Earlier today, we discussed Ford and General Motors' impending withdrawal from Australia and the likelihood that Toyota will follow suit. All in all, the forecast looks pretty grim for the country's auto industry.
Though things in the U.S. aren't nearly so bleak, there's no denying that Detroit has lost some of its luster over the past several decades. Forty or fifty years ago, domestic brands ruled American showrooms -- and since America was the world's biggest auto market, those brands ruled the globe by default.
But in the intervening years, Planet Earth has changed dramatically. Advances in transportation and communications have made the world a smaller place. Companies of all sizes are deeply interconnected, especially in the manufacturing sector, where parts for one toy or MP3 player might come from dozens of countries. Governments and businesses have realized not only that it's smarter to work in collaboration with their neighbors, but also it's practically impossible not to. One good look at shipping lanes and trade agreements proves that doing business in a vacuum is no longer an option (if it ever was).
That's been good and bad for the U.S. auto industry. On the one hand, it's given companies like Chrysler, Ford, and GM the ability to share their products with motorists around the globe. On the other hand, it's given foreign automakers many more chances to shine, and in some ways, they've overshadowed their American competitors.
By the time that the Great Recession rolled around in 2008, it looked as if all that competition would finally put Detroit under. But with the help of employees, consultants, and billions of dollars from the U.S. and Canadian governments, they bounced back.
Are Chrysler, Ford, and GM at the forefront of the auto industry? It's hard to say. They're strong contenders, to be sure, but to be leaders like they were all those decades ago, they need a new angle -- and some folks think they've found one.
THE CENTER FOR GLOBAL MOBILITY
According to the Detroit News, Business Leaders for Michigan has unveiled an ambitious new plan for Detroit to re-cement its position as the go-to place for automotive innovation. If you have the time, you can flip through the group's 30-page Powerpoint PDF, but the CliffsNotes version is simple: technology, technology, technology.
The opening sentence of the executive summary says it all: "Michigan can develop into the center of excellence for the major technologies in the automotive landscape, including advanced powertrain, lightweight, and smart/connected transportation".
BLM points out that Michigan has a number of advantages -- including access to automakers, capital, and parts. It's also one of just five areas of the world where significant research is being done on connected cars and vehicle-to-vehicle technology.
So what's holding the state back? A shortage of venture capital, a local workforce that isn't as prepared to think innovatively as workers elsewhere, and a corporate culture at Detroit automakers that often impedes the pace of technological development. In other words, the state needs more investors, better education systems, and business leaders in the auto industry who encourage their workers to think as outside-the-box as employees at Google do.

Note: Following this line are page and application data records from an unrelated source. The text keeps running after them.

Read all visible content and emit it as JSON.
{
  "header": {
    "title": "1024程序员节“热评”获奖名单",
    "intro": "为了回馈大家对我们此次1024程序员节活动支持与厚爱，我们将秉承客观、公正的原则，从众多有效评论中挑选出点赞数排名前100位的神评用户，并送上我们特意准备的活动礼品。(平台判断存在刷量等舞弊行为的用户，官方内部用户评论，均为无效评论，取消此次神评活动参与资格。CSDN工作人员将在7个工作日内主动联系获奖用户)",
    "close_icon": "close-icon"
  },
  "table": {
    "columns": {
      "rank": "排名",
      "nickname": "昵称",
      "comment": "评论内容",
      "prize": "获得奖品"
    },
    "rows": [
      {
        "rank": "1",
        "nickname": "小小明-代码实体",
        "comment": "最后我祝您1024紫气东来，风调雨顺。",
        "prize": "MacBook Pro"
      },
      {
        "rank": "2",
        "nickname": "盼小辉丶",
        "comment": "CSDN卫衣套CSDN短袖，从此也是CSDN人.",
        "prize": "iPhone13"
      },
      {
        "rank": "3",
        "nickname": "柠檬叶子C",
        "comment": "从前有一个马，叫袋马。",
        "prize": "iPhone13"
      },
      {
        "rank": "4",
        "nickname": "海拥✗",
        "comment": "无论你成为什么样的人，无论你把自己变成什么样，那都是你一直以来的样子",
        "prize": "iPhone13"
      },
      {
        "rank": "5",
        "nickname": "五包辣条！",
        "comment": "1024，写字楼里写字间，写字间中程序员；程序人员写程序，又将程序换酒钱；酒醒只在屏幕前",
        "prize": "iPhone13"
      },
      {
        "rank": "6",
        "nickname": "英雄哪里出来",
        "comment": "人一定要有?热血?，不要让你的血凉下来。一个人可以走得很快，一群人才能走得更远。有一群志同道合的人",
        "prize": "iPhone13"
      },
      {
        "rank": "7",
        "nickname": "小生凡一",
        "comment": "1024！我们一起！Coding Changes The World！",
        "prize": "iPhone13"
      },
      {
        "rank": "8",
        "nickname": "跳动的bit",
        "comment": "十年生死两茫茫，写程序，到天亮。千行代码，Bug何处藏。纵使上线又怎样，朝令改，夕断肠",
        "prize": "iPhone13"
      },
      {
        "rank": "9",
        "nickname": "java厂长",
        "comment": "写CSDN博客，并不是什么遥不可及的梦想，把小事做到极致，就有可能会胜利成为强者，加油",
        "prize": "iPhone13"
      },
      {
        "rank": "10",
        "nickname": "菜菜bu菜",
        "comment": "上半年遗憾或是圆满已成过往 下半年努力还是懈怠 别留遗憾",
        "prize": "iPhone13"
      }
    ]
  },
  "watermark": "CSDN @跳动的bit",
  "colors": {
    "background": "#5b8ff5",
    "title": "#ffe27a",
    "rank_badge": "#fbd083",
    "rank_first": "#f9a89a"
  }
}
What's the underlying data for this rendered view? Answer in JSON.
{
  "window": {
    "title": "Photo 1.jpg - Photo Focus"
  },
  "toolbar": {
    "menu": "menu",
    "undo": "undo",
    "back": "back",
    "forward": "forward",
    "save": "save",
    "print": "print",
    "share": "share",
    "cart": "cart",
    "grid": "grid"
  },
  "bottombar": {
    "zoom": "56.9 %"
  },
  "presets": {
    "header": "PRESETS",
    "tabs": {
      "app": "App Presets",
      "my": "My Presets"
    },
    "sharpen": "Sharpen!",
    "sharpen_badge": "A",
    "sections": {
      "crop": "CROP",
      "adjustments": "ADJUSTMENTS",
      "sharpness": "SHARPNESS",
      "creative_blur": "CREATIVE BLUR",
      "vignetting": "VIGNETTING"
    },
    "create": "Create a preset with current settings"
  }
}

BLM's proposed Center for Global Mobility would address all three of those concerns by boosting Michigan's focus on technological research and development.
What BLM suggests isn't shocking. Take a good look at the cars that have debuted within the past five or ten years. What differentiates them? Design? A bit, yes. Reliability ratings? Perhaps. But increasingly, what customers look for in a new car is high-tech features, whether those features are hybrid powertrains or infotainment systems that interface with smartphones.
The consumer focus on such technology explains why Ford has tumbled in initial quality studies: even though Ford vehicles themselves continue to perform just fine, drivers are frustrated by dodgy MyFord Touch and Sync software.
The situation is roughly akin to what we're seeing in the smartphone market. Whether they're Android, iOS, or Windows, handsets of all stripes are generally capable of accomplishing the same tasks. Just as all cars can move you from Point A to Point B, every cell phone can make calls, send text messages, and (generally) take photos. What separates an iPhone from a Galaxy S4 is the "wow factor" of technology: how easily you can rearrange the interface to suit your needs, or how simple it is to jump from one app to the next.
That's where Detroit automakers now find themselves: in need of some serious "wows". And the two biggest "wow" areas for research and development are powertrain technology and the connected car -- both of which rely less on mechanics and more on software.
In other words, as most of you probably figured out years ago, the people behind tomorrow's best-selling cars will be software engineers, working hand-in-hand with industrial designers. Can Michigan take the lead on that front? We'll keep you posted.